Activity
Set down every line below, word for word.

(Dataset rows describing interfaces)
********

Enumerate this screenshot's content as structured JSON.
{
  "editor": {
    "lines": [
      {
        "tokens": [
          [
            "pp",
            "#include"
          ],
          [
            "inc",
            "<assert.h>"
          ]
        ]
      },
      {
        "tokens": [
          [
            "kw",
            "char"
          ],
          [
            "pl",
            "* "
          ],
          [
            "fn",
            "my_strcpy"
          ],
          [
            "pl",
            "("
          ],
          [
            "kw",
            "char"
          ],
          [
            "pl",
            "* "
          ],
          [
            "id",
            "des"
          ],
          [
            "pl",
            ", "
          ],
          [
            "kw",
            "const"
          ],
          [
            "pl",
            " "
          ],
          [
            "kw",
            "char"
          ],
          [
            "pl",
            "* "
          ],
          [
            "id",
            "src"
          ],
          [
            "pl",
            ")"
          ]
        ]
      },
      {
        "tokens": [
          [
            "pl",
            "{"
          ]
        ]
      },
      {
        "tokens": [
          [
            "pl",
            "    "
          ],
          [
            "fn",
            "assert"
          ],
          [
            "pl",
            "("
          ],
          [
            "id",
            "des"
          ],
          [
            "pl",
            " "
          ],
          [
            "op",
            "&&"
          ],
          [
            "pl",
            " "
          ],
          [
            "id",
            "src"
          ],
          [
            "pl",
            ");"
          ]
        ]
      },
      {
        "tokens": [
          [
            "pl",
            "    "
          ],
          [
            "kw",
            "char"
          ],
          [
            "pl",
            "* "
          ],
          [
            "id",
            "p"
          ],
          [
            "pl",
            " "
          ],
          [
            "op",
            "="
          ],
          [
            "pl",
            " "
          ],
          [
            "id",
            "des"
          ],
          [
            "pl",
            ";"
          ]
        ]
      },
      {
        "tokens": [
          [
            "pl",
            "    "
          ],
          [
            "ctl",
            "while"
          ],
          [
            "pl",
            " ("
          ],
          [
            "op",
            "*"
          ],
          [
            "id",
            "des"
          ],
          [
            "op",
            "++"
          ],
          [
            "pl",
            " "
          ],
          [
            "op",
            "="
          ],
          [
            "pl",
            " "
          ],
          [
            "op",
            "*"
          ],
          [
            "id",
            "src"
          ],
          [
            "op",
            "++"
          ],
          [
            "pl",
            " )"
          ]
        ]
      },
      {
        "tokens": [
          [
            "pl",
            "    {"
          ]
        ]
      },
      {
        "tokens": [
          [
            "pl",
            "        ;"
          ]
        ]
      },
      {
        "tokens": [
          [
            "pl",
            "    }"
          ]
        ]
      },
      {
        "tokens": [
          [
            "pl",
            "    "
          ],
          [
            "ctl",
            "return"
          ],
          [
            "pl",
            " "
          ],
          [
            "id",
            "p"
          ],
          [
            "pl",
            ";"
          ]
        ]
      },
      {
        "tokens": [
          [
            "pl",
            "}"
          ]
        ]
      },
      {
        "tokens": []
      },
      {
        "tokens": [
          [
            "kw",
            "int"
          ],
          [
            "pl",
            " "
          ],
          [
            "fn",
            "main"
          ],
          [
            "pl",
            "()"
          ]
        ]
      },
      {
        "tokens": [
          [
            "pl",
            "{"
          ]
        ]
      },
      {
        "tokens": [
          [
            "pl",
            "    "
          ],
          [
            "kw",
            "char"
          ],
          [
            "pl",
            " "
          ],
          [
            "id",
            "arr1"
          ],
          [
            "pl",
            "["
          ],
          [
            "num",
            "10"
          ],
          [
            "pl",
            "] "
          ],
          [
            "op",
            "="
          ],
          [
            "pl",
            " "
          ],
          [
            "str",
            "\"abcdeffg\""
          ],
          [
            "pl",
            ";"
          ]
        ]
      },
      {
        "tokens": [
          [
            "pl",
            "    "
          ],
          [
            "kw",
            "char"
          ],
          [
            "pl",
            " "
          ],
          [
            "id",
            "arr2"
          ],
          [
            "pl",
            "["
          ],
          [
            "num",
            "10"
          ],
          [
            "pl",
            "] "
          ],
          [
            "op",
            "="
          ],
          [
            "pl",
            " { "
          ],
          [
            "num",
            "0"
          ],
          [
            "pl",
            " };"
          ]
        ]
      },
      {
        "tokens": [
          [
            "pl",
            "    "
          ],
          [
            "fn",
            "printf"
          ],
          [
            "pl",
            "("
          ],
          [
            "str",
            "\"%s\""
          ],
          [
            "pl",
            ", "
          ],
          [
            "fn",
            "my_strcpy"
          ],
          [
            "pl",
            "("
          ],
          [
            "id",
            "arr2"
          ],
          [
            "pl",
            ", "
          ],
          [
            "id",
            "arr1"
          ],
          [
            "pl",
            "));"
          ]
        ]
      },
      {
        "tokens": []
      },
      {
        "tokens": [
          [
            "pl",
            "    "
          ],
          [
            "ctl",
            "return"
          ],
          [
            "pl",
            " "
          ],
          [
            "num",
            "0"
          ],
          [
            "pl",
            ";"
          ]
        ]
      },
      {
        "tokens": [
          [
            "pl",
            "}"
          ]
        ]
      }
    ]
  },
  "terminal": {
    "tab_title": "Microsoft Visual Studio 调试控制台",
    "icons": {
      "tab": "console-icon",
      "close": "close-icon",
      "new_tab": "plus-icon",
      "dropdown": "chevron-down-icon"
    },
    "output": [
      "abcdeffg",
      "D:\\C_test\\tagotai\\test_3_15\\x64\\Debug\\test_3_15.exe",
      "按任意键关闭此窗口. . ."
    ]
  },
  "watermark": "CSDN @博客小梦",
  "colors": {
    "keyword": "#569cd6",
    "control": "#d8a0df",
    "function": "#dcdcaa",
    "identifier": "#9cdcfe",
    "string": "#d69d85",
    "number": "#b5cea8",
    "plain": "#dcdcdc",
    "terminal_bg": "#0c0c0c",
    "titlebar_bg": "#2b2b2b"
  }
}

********

Solution to the exercise
Enumerate this screenshot's content as structured JSON.
{
  "editor": {
    "lines": [
      {
        "tokens": [
          [
            "pp",
            "#include"
          ],
          [
            "inc",
            "<assert.h>"
          ]
        ]
      },
      {
        "tokens": [
          [
            "kw",
            "char"
          ],
          [
            "pl",
            "* "
          ],
          [
            "fn",
            "my_strcpy"
          ],
          [
            "pl",
            "("
          ],
          [
            "kw",
            "char"
          ],
          [
            "pl",
            "* "
          ],
          [
            "id",
            "des"
          ],
          [
            "pl",
            ", "
          ],
          [
            "kw",
            "const"
          ],
          [
            "pl",
            " "
          ],
          [
            "kw",
            "char"
          ],
          [
            "pl",
            "* "
          ],
          [
            "id",
            "src"
          ],
          [
            "pl",
            ")"
          ]
        ]
      },
      {
        "tokens": [
          [
            "pl",
            "{"
          ]
        ]
      },
      {
        "tokens": [
          [
            "pl",
            "    "
          ],
          [
            "fn",
            "assert"
          ],
          [
            "pl",
            "("
          ],
          [
            "id",
            "des"
          ],
          [
            "pl",
            " "
          ],
          [
            "op",
            "&&"
          ],
          [
            "pl",
            " "
          ],
          [
            "id",
            "src"
          ],
          [
            "pl",
            ");"
          ]
        ]
      },
      {
        "tokens": [
          [
            "pl",
            "    "
          ],
          [
            "kw",
            "char"
          ],
          [
            "pl",
            "* "
          ],
          [
            "id",
            "p"
          ],
          [
            "pl",
            " "
          ],
          [
            "op",
            "="
          ],
          [
            "pl",
            " "
          ],
          [
            "id",
            "des"
          ],
          [
            "pl",
            ";"
          ]
        ]
      },
      {
        "tokens": [
          [
            "pl",
            "    "
          ],
          [
            "ctl",
            "while"
          ],
          [
            "pl",
            " ("
          ],
          [
            "op",
            "*"
          ],
          [
            "id",
            "des"
          ],
          [
            "op",
            "++"
          ],
          [
            "pl",
            " "
          ],
          [
            "op",
            "="
          ],
          [
            "pl",
            " "
          ],
          [
            "op",
            "*"
          ],
          [
            "id",
            "src"
          ],
          [
            "op",
            "++"
          ],
          [
            "pl",
            " )"
          ]
        ]
      },
      {
        "tokens": [
          [
            "pl",
            "    {"
          ]
        ]
      },
      {
        "tokens": [
          [
            "pl",
            "        ;"
          ]
        ]
      },
      {
        "tokens": [
          [
            "pl",
            "    }"
          ]
        ]
      },
      {
        "tokens": [
          [
            "pl",
            "    "
          ],
          [
            "ctl",
            "return"
          ],
          [
            "pl",
            " "
          ],
          [
            "id",
            "p"
          ],
          [
            "pl",
            ";"
          ]
        ]
      },
      {
        "tokens": [
          [
            "pl",
            "}"
          ]
        ]
      },
      {
        "tokens": []
      },
      {
        "tokens": [
          [
            "kw",
            "int"
          ],
          [
            "pl",
            " "
          ],
          [
            "fn",
            "main"
          ],
          [
            "pl",
            "()"
          ]
        ]
      },
      {
        "tokens": [
          [
            "pl",
            "{"
          ]
        ]
      },
      {
        "tokens": [
          [
            "pl",
            "    "
          ],
          [
            "kw",
            "char"
          ],
          [
            "pl",
            " "
          ],
          [
            "id",
            "arr1"
          ],
          [
            "pl",
            "["
          ],
          [
            "num",
            "10"
          ],
          [
            "pl",
            "] "
          ],
          [
            "op",
            "="
          ],
          [
            "pl",
            " "
          ],
          [
            "str",
            "\"abcdeffg\""
          ],
          [
            "pl",
            ";"
          ]
        ]
      },
      {
        "tokens": [
          [
            "pl",
            "    "
          ],
          [
            "kw",
            "char"
          ],
          [
            "pl",
            " "
          ],
          [
            "id",
            "arr2"
          ],
          [
            "pl",
            "["
          ],
          [
            "num",
            "10"
          ],
          [
            "pl",
            "] "
          ],
          [
            "op",
            "="
          ],
          [
            "pl",
            " { "
          ],
          [
            "num",
            "0"
          ],
          [
            "pl",
            " };"
          ]
        ]
      },
      {
        "tokens": [
          [
            "pl",
            "    "
          ],
          [
            "fn",
            "printf"
          ],
          [
            "pl",
            "("
          ],
          [
            "str",
            "\"%s\""
          ],
          [
            "pl",
            ", "
          ],
          [
            "fn",
            "my_strcpy"
          ],
          [
            "pl",
            "("
          ],
          [
            "id",
            "arr2"
          ],
          [
            "pl",
            ", "
          ],
          [
            "id",
            "arr1"
          ],
          [
            "pl",
            "));"
          ]
        ]
      },
      {
        "tokens": []
      },
      {
        "tokens": [
          [
            "pl",
            "    "
          ],
          [
            "ctl",
            "return"
          ],
          [
            "pl",
            " "
          ],
          [
            "num",
            "0"
          ],
          [
            "pl",
            ";"
          ]
        ]
      },
      {
        "tokens": [
          [
            "pl",
            "}"
          ]
        ]
      }
    ]
  },
  "terminal": {
    "tab_title": "Microsoft Visual Studio 调试控制台",
    "icons": {
      "tab": "console-icon",
      "close": "close-icon",
      "new_tab": "plus-icon",
      "dropdown": "chevron-down-icon"
    },
    "output": [
      "abcdeffg",
      "D:\\C_test\\tagotai\\test_3_15\\x64\\Debug\\test_3_15.exe",
      "按任意键关闭此窗口. . ."
    ]
  },
  "watermark": "CSDN @博客小梦",
  "colors": {
    "keyword": "#569cd6",
    "control": "#d8a0df",
    "function": "#dcdcaa",
    "identifier": "#9cdcfe",
    "string": "#d69d85",
    "number": "#b5cea8",
    "plain": "#dcdcdc",
    "terminal_bg": "#0c0c0c",
    "titlebar_bg": "#2b2b2b"
  }
}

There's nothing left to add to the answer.